Yet, the great majority of men have never sexually harassed the women they work with or supervise. I know I never did, and am not aware of any man I worked with who did so in the 45 years I spent going to work (I confess I can sometimes be oblivious). For most of those years, I was a manager who supervised professionals, including managers. Most were women. While I won’t claim all of them thought I was perfect, none had reason to complain they were treated differently because of their sex.
Please understand that I am not naïve. I absolutely understand that women have been historically paid less than their male counterparts, and have had a long struggle to be considered equally for promotion. And I know that their struggles are not over by any means. But nothing is gained from lumping all men with the likes of Harvey Weinstein. Instead, let’s give some credit to the great majority of men – fathers, husbands, brothers – who held their tongues and kept their hands to themselves.

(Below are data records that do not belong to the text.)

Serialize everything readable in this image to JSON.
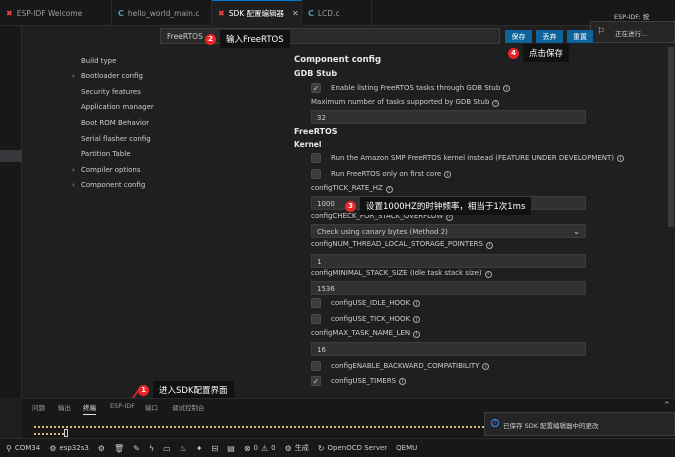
{
  "tabs": [
    {
      "label": "ESP-IDF Welcome",
      "icon": "esp-idf-icon"
    },
    {
      "label": "hello_world_main.c",
      "icon": "c-file-icon",
      "modified": true
    },
    {
      "label": "SDK 配置编辑器",
      "icon": "esp-idf-icon",
      "active": true
    },
    {
      "label": "LCD.c",
      "icon": "c-file-icon"
    }
  ],
  "notification_top": {
    "title": "ESP-IDF: 按",
    "status": "正在进行..."
  },
  "search": {
    "value": "FreeRTOS"
  },
  "buttons": {
    "save": "保存",
    "discard": "丢弃",
    "reset": "重置"
  },
  "callouts": {
    "c1": {
      "num": "1",
      "text": "进入SDK配置界面"
    },
    "c2": {
      "num": "2",
      "text": "输入FreeRTOS"
    },
    "c3": {
      "num": "3",
      "text": "设置1000HZ的时钟频率，相当于1次1ms"
    },
    "c4": {
      "num": "4",
      "text": "点击保存"
    }
  },
  "tree": [
    {
      "label": "Build type",
      "expandable": false
    },
    {
      "label": "Bootloader config",
      "expandable": true
    },
    {
      "label": "Security features",
      "expandable": false
    },
    {
      "label": "Application manager",
      "expandable": false
    },
    {
      "label": "Boot ROM Behavior",
      "expandable": false
    },
    {
      "label": "Serial flasher config",
      "expandable": false
    },
    {
      "label": "Partition Table",
      "expandable": false
    },
    {
      "label": "Compiler options",
      "expandable": true
    },
    {
      "label": "Component config",
      "expandable": true
    }
  ],
  "config": {
    "heading": "Component config",
    "gdb_stub": "GDB Stub",
    "enable_listing": {
      "label": "Enable listing FreeRTOS tasks through GDB Stub",
      "checked": true
    },
    "max_tasks": {
      "label": "Maximum number of tasks supported by GDB Stub",
      "value": "32"
    },
    "freertos": "FreeRTOS",
    "kernel": "Kernel",
    "smp": {
      "label": "Run the Amazon SMP FreeRTOS kernel instead (FEATURE UNDER DEVELOPMENT)",
      "checked": false
    },
    "first_core": {
      "label": "Run FreeRTOS only on first core",
      "checked": false
    },
    "tick_rate": {
      "label": "configTICK_RATE_HZ",
      "value": "1000"
    },
    "stack_overflow": {
      "label": "configCHECK_FOR_STACK_OVERFLOW",
      "value": "Check using canary bytes (Method 2)"
    },
    "tls_pointers": {
      "label": "configNUM_THREAD_LOCAL_STORAGE_POINTERS",
      "value": "1"
    },
    "min_stack": {
      "label": "configMINIMAL_STACK_SIZE (Idle task stack size)",
      "value": "1536"
    },
    "idle_hook": {
      "label": "configUSE_IDLE_HOOK",
      "checked": false
    },
    "tick_hook": {
      "label": "configUSE_TICK_HOOK",
      "checked": false
    },
    "max_task_name": {
      "label": "configMAX_TASK_NAME_LEN",
      "value": "16"
    },
    "backward_compat": {
      "label": "configENABLE_BACKWARD_COMPATIBILITY",
      "checked": false
    },
    "use_timers": {
      "label": "configUSE_TIMERS",
      "checked": true
    }
  },
  "panel_tabs": [
    "问题",
    "输出",
    "终端",
    "ESP-IDF",
    "端口",
    "调试控制台"
  ],
  "panel_active": "终端",
  "notification_bottom": "已保存 SDK 配置编辑器中的更改",
  "status": {
    "port": "COM34",
    "target": "esp32s3",
    "errors": "0",
    "warnings": "0",
    "build": "生成",
    "openocd": "OpenOCD Server",
    "qemu": "QEMU"
  },
  "colors": {
    "accent": "#0e639c",
    "callout_badge": "#e8252a",
    "terminal_dots": "#d7ba7d"
  }
}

Finally, let me caution that not every accusation will be true, but will be immediately reported as such whether it has been investigated fully or not. If the accused is famous enough, the story will lead the network news and find its way to the front pages of major newspapers. The damage done to the subject’s reputation and career will be immediate, and lasting, whether or not the accusation is later proved false. Such is the tenor of our times.
Copyright 2017, Patrick F. Cannon